Input records
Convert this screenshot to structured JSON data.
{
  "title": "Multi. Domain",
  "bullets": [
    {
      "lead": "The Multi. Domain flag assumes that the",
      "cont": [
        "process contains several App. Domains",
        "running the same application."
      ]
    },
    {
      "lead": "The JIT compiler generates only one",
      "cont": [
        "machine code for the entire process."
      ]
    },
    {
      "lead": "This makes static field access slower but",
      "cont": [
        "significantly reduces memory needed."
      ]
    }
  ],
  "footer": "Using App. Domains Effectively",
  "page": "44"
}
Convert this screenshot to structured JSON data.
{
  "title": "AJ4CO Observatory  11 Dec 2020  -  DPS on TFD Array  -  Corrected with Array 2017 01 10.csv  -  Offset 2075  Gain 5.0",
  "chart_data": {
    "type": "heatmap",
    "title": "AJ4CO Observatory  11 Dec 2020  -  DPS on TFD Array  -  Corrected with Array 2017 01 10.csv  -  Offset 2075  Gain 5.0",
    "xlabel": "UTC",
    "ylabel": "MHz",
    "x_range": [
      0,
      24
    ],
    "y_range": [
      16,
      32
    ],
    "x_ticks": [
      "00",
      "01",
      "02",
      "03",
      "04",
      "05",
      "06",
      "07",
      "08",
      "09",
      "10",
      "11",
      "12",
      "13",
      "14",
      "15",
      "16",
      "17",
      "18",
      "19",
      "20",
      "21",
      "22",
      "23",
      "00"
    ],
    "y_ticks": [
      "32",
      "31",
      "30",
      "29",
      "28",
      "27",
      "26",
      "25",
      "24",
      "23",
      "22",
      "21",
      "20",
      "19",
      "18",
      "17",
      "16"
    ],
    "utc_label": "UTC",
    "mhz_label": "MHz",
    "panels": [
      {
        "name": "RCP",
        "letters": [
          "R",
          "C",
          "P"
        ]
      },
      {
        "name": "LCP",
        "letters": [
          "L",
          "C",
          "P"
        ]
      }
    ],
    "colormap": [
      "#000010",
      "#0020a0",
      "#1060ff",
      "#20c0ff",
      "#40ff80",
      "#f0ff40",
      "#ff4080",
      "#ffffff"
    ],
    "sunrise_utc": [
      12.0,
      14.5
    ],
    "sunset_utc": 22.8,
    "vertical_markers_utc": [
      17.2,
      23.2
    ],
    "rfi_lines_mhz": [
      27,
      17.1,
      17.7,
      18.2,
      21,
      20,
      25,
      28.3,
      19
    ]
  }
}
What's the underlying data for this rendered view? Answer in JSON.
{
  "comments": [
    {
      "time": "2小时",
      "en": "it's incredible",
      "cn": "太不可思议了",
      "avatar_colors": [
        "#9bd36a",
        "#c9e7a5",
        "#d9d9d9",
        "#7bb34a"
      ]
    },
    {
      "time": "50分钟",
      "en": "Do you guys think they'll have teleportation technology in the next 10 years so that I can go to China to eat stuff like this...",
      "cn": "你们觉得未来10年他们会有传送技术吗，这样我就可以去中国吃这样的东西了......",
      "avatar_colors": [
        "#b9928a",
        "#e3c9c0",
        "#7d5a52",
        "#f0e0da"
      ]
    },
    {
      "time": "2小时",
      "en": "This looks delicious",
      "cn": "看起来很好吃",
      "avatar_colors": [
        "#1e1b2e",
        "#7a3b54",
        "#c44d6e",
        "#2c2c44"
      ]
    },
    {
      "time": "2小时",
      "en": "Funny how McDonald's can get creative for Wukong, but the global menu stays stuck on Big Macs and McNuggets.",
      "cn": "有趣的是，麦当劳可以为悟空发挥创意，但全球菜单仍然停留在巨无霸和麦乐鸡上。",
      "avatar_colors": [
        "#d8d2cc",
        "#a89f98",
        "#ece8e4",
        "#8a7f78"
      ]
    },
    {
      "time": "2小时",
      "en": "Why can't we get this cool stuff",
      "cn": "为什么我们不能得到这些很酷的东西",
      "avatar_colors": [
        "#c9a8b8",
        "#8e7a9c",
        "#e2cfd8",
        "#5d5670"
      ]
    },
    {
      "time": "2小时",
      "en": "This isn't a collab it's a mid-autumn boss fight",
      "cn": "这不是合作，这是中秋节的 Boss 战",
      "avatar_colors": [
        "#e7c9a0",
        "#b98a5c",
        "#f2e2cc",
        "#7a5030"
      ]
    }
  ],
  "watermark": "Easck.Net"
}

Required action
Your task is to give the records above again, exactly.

Answer to the exercise
Convert this screenshot to structured JSON data.
{
  "title": "Multi. Domain",
  "bullets": [
    {
      "lead": "The Multi. Domain flag assumes that the",
      "cont": [
        "process contains several App. Domains",
        "running the same application."
      ]
    },
    {
      "lead": "The JIT compiler generates only one",
      "cont": [
        "machine code for the entire process."
      ]
    },
    {
      "lead": "This makes static field access slower but",
      "cont": [
        "significantly reduces memory needed."
      ]
    }
  ],
  "footer": "Using App. Domains Effectively",
  "page": "44"
}
Convert this screenshot to structured JSON data.
{
  "title": "AJ4CO Observatory  11 Dec 2020  -  DPS on TFD Array  -  Corrected with Array 2017 01 10.csv  -  Offset 2075  Gain 5.0",
  "chart_data": {
    "type": "heatmap",
    "title": "AJ4CO Observatory  11 Dec 2020  -  DPS on TFD Array  -  Corrected with Array 2017 01 10.csv  -  Offset 2075  Gain 5.0",
    "xlabel": "UTC",
    "ylabel": "MHz",
    "x_range": [
      0,
      24
    ],
    "y_range": [
      16,
      32
    ],
    "x_ticks": [
      "00",
      "01",
      "02",
      "03",
      "04",
      "05",
      "06",
      "07",
      "08",
      "09",
      "10",
      "11",
      "12",
      "13",
      "14",
      "15",
      "16",
      "17",
      "18",
      "19",
      "20",
      "21",
      "22",
      "23",
      "00"
    ],
    "y_ticks": [
      "32",
      "31",
      "30",
      "29",
      "28",
      "27",
      "26",
      "25",
      "24",
      "23",
      "22",
      "21",
      "20",
      "19",
      "18",
      "17",
      "16"
    ],
    "utc_label": "UTC",
    "mhz_label": "MHz",
    "panels": [
      {
        "name": "RCP",
        "letters": [
          "R",
          "C",
          "P"
        ]
      },
      {
        "name": "LCP",
        "letters": [
          "L",
          "C",
          "P"
        ]
      }
    ],
    "colormap": [
      "#000010",
      "#0020a0",
      "#1060ff",
      "#20c0ff",
      "#40ff80",
      "#f0ff40",
      "#ff4080",
      "#ffffff"
    ],
    "sunrise_utc": [
      12.0,
      14.5
    ],
    "sunset_utc": 22.8,
    "vertical_markers_utc": [
      17.2,
      23.2
    ],
    "rfi_lines_mhz": [
      27,
      17.1,
      17.7,
      18.2,
      21,
      20,
      25,
      28.3,
      19
    ]
  }
}
What's the underlying data for this rendered view? Answer in JSON.
{
  "comments": [
    {
      "time": "2小时",
      "en": "it's incredible",
      "cn": "太不可思议了",
      "avatar_colors": [
        "#9bd36a",
        "#c9e7a5",
        "#d9d9d9",
        "#7bb34a"
      ]
    },
    {
      "time": "50分钟",
      "en": "Do you guys think they'll have teleportation technology in the next 10 years so that I can go to China to eat stuff like this...",
      "cn": "你们觉得未来10年他们会有传送技术吗，这样我就可以去中国吃这样的东西了......",
      "avatar_colors": [
        "#b9928a",
        "#e3c9c0",
        "#7d5a52",
        "#f0e0da"
      ]
    },
    {
      "time": "2小时",
      "en": "This looks delicious",
      "cn": "看起来很好吃",
      "avatar_colors": [
        "#1e1b2e",
        "#7a3b54",
        "#c44d6e",
        "#2c2c44"
      ]
    },
    {
      "time": "2小时",
      "en": "Funny how McDonald's can get creative for Wukong, but the global menu stays stuck on Big Macs and McNuggets.",
      "cn": "有趣的是，麦当劳可以为悟空发挥创意，但全球菜单仍然停留在巨无霸和麦乐鸡上。",
      "avatar_colors": [
        "#d8d2cc",
        "#a89f98",
        "#ece8e4",
        "#8a7f78"
      ]
    },
    {
      "time": "2小时",
      "en": "Why can't we get this cool stuff",
      "cn": "为什么我们不能得到这些很酷的东西",
      "avatar_colors": [
        "#c9a8b8",
        "#8e7a9c",
        "#e2cfd8",
        "#5d5670"
      ]
    },
    {
      "time": "2小时",
      "en": "This isn't a collab it's a mid-autumn boss fight",
      "cn": "这不是合作，这是中秋节的 Boss 战",
      "avatar_colors": [
        "#e7c9a0",
        "#b98a5c",
        "#f2e2cc",
        "#7a5030"
      ]
    }
  ],
  "watermark": "Easck.Net"
}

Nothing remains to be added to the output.